What the task asks: For the word "connector", return each line of the data in which it occurs.

===== Data listing

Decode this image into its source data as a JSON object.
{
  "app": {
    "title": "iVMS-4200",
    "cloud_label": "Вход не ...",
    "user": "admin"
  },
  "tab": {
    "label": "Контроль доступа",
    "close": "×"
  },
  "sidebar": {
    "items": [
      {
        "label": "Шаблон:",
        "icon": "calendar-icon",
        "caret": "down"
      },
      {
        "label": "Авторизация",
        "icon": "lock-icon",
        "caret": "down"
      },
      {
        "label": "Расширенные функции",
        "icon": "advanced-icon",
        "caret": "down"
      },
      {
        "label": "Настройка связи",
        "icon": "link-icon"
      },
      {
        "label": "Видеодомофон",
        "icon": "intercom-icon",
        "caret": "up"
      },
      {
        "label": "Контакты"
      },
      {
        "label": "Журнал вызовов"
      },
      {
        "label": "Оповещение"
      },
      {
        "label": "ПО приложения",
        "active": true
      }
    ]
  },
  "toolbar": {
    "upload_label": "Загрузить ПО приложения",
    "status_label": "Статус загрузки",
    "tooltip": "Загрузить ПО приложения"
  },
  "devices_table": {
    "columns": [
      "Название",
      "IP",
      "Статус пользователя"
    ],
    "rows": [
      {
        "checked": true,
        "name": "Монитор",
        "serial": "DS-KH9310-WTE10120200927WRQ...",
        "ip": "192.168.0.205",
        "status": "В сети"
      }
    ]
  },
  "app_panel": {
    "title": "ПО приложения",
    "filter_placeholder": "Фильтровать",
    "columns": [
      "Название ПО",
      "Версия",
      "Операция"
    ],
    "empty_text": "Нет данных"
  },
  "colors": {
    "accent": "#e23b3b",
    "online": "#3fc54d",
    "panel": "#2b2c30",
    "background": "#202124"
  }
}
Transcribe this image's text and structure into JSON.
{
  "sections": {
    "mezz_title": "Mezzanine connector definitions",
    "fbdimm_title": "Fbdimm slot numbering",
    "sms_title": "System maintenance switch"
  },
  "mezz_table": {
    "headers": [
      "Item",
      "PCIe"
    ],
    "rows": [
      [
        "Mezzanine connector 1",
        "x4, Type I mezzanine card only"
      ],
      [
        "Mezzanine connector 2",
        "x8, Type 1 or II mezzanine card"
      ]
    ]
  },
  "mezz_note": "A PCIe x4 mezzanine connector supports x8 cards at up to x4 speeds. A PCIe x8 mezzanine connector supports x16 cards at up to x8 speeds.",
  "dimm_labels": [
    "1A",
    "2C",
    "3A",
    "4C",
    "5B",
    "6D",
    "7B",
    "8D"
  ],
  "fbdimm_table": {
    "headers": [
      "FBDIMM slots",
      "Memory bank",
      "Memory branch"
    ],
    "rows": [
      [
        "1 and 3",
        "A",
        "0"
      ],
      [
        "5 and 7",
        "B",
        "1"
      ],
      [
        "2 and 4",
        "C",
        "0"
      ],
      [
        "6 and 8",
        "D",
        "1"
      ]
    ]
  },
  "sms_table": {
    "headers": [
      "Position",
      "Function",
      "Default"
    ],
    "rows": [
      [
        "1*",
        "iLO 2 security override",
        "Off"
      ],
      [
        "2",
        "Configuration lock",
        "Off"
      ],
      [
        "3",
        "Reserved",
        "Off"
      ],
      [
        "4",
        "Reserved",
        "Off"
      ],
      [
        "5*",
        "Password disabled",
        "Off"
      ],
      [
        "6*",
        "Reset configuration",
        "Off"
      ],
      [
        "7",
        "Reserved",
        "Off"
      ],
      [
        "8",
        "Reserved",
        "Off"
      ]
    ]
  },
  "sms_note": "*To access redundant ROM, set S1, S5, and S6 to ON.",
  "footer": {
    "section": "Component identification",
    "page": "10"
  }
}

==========

Answer below:
    "mezz_title": "Mezzanine connector definitions",
        "Mezzanine connector 1",
        "Mezzanine connector 2",
  "mezz_note": "A PCIe x4 mezzanine connector supports x8 cards at up to x4 speeds. A PCIe x8 mezzanine connector supports x16 cards at up to x8 speeds.",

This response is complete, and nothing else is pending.